Exercise material:
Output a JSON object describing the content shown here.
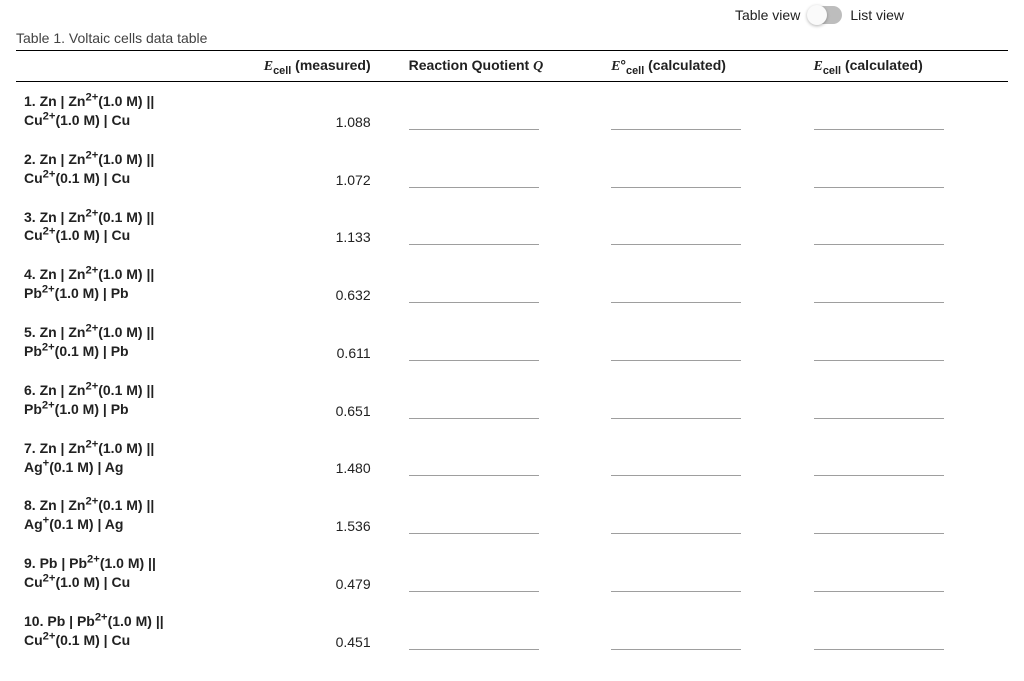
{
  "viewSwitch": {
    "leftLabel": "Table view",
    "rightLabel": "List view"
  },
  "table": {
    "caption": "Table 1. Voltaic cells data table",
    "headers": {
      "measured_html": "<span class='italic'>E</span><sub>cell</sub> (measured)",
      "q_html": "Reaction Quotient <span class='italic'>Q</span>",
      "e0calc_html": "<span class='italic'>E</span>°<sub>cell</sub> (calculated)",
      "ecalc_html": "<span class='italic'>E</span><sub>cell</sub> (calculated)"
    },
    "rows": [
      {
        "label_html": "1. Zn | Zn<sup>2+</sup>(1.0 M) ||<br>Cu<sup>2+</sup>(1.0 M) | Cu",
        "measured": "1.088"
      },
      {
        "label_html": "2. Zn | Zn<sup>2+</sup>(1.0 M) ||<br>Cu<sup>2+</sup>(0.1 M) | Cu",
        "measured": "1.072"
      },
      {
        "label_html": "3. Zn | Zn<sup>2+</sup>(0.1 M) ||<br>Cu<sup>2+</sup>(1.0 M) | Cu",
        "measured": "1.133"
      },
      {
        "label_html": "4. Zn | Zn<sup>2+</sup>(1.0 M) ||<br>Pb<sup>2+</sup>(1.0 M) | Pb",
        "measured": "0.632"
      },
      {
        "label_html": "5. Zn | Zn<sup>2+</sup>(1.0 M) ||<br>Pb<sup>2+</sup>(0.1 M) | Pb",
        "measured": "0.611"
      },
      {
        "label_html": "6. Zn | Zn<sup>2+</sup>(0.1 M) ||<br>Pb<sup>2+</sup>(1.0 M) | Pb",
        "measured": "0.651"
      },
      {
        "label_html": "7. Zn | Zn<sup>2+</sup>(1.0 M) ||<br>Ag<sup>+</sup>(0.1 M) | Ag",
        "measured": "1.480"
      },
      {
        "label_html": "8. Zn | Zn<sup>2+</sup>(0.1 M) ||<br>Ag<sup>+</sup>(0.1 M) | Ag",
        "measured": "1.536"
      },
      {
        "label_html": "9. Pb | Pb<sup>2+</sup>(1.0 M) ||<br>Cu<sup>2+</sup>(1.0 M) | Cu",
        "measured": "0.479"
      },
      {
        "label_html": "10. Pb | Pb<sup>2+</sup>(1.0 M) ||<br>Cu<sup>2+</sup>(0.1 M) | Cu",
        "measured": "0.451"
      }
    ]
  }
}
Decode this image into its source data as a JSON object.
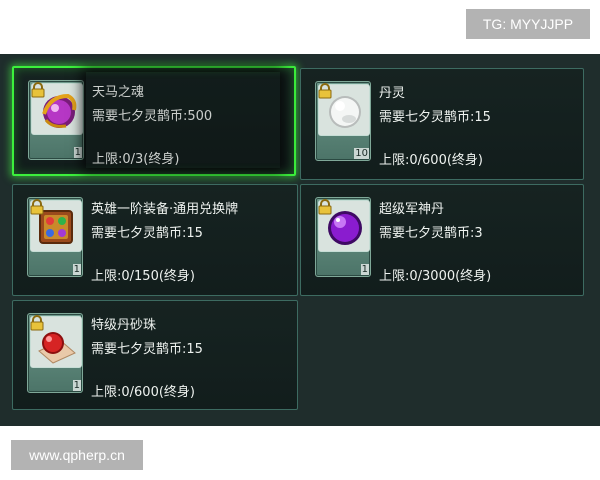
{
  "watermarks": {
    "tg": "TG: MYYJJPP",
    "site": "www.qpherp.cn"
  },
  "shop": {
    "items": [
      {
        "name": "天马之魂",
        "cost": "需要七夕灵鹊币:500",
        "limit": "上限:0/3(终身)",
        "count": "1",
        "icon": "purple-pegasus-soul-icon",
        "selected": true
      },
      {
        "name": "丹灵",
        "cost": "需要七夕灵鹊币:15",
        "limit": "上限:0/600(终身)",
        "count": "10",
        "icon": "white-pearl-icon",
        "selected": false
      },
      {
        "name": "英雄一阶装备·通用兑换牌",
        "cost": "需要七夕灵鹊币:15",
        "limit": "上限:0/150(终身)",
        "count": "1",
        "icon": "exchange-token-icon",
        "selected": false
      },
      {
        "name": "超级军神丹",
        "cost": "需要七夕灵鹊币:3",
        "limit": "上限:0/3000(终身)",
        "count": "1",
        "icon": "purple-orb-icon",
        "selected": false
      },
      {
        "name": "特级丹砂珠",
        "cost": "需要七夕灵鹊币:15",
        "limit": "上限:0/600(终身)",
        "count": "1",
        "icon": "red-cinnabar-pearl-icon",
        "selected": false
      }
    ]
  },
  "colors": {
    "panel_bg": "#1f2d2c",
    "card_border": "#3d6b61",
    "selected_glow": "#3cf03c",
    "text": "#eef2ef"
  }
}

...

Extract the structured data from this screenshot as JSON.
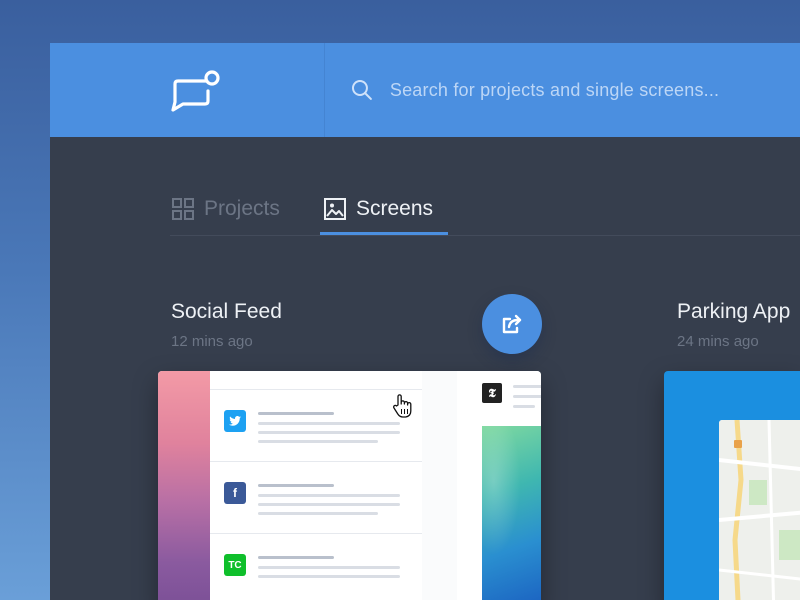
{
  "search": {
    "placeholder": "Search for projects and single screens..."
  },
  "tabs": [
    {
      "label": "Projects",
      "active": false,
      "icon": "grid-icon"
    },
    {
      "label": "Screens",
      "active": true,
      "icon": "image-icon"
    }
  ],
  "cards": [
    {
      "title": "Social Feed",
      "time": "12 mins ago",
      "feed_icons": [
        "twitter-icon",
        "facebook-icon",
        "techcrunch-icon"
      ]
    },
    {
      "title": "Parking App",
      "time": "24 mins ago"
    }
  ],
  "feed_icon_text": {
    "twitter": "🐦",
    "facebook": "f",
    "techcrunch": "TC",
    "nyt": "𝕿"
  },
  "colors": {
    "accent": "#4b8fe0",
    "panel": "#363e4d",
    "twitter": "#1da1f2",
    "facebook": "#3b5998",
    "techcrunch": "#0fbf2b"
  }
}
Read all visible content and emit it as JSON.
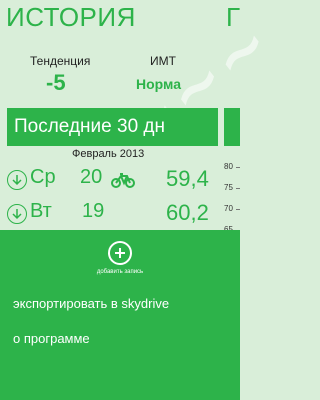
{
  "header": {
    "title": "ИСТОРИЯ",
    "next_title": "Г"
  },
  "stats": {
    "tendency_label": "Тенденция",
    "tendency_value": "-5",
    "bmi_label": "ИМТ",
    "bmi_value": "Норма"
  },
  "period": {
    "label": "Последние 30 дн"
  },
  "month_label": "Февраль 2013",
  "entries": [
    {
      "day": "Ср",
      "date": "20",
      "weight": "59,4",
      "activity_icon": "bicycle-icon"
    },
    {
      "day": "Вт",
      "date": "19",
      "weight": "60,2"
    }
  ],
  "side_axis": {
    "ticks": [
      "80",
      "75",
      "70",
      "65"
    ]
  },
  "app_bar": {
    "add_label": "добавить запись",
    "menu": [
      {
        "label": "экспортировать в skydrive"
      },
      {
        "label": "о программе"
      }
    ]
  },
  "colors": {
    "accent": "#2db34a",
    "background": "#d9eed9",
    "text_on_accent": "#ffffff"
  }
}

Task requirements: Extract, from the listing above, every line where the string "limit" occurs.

Problem solution:
        "limit": "上限:0/3(终身)",
        "limit": "上限:0/600(终身)",
        "limit": "上限:0/150(终身)",
        "limit": "上限:0/3000(终身)",
        "limit": "上限:0/600(终身)",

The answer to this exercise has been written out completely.